> **Exercise description**
Scan the data below and copy each line where "JSON" occurs.

[Element data from apps and pages]

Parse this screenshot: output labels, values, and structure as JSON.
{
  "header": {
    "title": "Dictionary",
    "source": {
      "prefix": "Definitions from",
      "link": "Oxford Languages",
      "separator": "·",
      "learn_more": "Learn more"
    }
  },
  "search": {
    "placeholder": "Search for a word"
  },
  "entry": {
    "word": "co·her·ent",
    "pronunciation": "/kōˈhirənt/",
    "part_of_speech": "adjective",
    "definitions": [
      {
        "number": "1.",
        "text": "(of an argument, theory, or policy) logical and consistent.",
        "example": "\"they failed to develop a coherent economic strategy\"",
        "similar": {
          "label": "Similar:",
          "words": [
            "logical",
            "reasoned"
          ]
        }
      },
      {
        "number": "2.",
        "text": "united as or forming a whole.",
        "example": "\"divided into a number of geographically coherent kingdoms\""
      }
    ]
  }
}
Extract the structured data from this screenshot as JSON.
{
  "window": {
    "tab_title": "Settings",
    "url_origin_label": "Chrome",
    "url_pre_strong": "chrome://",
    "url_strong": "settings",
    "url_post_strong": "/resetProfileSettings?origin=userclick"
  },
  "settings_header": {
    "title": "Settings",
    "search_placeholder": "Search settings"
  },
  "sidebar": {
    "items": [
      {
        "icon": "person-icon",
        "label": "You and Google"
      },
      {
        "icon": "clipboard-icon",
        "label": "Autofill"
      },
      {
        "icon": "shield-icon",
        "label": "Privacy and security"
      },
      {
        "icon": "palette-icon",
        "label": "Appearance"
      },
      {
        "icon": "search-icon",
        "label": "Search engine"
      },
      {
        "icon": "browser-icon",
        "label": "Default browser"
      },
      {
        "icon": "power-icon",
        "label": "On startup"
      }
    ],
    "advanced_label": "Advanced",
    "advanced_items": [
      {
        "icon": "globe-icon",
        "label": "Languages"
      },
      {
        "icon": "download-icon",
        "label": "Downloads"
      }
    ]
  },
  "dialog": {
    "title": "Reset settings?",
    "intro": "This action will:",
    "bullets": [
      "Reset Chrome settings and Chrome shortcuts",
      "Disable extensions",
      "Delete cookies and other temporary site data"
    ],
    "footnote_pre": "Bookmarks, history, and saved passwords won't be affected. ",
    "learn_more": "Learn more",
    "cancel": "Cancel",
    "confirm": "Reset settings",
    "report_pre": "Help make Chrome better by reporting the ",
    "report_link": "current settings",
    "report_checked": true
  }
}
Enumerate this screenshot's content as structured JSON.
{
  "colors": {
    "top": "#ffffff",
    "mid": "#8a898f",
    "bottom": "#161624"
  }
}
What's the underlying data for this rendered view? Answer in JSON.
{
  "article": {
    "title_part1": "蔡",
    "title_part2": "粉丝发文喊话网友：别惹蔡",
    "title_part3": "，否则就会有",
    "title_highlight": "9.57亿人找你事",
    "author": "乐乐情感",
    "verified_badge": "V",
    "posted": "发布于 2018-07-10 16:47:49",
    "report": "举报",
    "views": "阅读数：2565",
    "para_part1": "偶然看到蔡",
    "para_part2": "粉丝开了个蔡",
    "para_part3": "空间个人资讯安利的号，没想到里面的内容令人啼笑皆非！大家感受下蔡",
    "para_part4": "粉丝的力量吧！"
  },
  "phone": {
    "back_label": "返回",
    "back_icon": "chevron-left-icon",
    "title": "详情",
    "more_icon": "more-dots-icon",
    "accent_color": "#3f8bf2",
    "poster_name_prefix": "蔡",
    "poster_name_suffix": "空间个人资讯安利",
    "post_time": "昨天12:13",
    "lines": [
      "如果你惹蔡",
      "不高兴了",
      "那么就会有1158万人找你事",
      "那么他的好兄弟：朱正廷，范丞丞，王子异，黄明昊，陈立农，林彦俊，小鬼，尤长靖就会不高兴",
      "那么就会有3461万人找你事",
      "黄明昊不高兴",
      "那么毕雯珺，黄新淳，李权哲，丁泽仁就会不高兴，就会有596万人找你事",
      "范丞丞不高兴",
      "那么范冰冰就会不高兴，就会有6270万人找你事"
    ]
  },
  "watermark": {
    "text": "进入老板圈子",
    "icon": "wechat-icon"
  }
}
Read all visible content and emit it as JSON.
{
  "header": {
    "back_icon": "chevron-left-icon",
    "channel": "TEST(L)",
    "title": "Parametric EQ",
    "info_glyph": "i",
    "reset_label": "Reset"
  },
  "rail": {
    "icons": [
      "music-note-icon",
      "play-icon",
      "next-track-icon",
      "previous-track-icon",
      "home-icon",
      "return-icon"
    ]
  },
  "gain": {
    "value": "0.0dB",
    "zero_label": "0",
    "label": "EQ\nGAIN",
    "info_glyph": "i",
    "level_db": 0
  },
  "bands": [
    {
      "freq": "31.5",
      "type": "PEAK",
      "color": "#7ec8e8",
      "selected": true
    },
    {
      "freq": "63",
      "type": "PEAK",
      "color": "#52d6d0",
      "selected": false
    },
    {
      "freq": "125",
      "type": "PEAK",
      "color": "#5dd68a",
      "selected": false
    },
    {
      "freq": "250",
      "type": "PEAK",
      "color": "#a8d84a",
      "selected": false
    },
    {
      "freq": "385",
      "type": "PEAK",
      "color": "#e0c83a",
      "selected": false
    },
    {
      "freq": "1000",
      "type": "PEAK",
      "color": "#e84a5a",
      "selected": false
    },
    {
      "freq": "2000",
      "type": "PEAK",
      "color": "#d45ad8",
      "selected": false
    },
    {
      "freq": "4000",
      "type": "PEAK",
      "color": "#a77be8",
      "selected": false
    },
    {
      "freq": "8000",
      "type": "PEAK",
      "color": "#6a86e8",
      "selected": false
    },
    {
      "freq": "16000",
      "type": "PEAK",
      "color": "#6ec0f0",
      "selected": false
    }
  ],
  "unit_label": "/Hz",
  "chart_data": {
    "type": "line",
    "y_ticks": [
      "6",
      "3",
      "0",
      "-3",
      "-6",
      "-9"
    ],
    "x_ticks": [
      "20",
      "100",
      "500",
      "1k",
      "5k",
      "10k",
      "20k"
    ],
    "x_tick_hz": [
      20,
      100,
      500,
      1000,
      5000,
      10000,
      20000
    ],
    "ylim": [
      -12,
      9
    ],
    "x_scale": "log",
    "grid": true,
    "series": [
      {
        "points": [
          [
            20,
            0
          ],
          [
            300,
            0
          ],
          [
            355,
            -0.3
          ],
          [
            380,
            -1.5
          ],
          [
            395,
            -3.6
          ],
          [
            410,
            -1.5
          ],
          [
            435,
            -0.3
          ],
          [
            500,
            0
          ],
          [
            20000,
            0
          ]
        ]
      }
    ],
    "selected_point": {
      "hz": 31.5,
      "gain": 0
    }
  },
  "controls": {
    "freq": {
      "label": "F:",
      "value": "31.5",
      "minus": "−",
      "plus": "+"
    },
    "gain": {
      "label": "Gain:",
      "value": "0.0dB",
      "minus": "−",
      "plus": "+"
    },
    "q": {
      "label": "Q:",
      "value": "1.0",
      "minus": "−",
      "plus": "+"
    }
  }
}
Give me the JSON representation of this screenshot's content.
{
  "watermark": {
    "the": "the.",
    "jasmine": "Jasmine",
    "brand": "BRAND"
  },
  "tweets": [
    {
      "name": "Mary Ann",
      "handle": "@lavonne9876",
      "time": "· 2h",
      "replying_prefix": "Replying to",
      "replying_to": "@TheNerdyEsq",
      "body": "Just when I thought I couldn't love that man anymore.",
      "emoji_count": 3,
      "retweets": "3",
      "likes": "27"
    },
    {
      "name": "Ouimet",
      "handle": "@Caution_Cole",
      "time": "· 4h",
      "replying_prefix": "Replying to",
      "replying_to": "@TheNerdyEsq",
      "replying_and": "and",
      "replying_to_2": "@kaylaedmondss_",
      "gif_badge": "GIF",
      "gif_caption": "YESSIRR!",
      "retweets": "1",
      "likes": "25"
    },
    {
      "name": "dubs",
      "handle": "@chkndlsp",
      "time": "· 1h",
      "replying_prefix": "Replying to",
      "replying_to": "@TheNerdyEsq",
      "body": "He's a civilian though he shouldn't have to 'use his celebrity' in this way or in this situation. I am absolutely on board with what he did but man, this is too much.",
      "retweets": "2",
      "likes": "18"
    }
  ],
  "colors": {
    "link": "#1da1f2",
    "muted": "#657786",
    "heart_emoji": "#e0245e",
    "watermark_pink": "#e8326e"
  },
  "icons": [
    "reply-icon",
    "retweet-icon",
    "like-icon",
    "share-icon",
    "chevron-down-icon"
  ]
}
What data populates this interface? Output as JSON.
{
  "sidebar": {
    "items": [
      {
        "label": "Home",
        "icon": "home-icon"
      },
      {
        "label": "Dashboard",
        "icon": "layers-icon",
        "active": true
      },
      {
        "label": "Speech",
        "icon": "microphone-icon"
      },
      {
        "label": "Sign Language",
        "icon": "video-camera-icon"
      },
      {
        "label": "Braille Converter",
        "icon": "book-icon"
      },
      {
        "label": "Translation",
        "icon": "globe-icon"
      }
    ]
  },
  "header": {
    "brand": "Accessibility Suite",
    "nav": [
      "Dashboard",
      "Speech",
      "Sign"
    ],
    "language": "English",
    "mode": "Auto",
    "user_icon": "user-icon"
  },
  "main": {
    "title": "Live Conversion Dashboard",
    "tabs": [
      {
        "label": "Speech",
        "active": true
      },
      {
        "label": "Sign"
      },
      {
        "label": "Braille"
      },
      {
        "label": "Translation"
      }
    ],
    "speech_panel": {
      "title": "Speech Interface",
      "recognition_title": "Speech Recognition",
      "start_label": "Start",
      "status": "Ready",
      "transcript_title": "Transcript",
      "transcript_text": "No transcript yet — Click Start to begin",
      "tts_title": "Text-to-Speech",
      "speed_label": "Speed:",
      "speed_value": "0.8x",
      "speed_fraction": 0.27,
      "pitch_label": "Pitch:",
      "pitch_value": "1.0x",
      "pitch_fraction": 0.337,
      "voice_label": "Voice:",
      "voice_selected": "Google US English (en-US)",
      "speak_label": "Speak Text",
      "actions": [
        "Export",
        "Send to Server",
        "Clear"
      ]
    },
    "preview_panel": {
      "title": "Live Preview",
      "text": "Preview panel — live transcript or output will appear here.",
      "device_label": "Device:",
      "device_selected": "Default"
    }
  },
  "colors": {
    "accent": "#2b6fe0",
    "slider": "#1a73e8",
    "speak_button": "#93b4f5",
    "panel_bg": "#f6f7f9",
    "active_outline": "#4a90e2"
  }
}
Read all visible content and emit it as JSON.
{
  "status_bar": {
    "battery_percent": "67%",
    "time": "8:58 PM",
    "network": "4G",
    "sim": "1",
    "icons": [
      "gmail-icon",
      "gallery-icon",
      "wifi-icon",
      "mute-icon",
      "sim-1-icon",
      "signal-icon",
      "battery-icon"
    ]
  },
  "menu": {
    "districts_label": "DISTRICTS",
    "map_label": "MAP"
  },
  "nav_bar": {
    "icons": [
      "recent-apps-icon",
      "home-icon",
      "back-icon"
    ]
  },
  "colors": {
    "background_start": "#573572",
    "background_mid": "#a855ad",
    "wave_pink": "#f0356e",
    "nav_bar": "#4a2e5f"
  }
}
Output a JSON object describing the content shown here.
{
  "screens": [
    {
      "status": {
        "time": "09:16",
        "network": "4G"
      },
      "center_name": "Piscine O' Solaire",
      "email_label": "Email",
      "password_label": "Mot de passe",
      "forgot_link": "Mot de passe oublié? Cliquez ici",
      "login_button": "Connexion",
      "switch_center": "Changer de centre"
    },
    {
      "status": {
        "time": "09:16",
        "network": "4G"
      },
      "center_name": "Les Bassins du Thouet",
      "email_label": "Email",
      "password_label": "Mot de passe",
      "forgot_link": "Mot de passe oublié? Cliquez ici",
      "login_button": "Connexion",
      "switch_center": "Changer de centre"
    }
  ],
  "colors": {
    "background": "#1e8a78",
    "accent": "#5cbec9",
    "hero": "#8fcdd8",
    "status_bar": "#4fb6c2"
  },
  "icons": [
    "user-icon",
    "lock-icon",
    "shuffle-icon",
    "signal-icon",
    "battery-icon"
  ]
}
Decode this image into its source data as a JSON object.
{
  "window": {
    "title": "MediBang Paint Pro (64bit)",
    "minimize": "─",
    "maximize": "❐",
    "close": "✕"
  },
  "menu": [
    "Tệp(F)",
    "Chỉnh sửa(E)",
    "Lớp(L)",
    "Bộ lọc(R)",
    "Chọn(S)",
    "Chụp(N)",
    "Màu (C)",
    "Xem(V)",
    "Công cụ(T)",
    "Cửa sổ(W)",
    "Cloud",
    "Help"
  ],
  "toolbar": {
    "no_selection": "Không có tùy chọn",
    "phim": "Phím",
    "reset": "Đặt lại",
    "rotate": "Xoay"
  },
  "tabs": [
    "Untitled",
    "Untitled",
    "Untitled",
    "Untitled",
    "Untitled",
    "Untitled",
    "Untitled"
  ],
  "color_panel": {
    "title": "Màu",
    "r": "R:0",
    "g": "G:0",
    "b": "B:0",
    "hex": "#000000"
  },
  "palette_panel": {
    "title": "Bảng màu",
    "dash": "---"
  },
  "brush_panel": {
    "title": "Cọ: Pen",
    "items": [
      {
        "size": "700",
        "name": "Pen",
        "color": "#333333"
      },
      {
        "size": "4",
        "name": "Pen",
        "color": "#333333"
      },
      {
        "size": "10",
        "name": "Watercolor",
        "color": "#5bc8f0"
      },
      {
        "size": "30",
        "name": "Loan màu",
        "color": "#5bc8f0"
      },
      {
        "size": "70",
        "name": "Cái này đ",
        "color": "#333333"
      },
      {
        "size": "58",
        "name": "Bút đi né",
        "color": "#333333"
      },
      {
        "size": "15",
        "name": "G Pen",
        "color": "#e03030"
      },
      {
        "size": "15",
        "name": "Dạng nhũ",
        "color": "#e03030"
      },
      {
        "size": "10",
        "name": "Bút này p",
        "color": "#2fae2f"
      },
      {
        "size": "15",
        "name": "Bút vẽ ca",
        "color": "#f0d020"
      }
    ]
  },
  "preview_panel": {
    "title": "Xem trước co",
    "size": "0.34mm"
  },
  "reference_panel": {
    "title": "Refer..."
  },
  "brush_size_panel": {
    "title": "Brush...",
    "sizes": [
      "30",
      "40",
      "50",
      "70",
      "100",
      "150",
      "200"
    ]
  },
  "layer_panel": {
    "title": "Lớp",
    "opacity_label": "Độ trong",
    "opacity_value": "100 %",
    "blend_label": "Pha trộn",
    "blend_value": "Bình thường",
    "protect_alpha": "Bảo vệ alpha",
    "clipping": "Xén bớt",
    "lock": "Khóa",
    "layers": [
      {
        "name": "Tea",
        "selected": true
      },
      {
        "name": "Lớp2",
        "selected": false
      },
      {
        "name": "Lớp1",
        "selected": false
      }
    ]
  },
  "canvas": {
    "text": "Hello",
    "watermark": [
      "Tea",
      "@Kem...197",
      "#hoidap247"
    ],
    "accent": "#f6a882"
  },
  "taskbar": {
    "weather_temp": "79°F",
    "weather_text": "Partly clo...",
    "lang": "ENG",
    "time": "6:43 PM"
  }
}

> **Result of the task**
Parse this screenshot: output labels, values, and structure as JSON.
Extract the structured data from this screenshot as JSON.
Enumerate this screenshot's content as structured JSON.
What's the underlying data for this rendered view? Answer in JSON.
Read all visible content and emit it as JSON.
Give me the JSON representation of this screenshot's content.
What data populates this interface? Output as JSON.
Read all visible content and emit it as JSON.
Output a JSON object describing the content shown here.
Decode this image into its source data as a JSON object.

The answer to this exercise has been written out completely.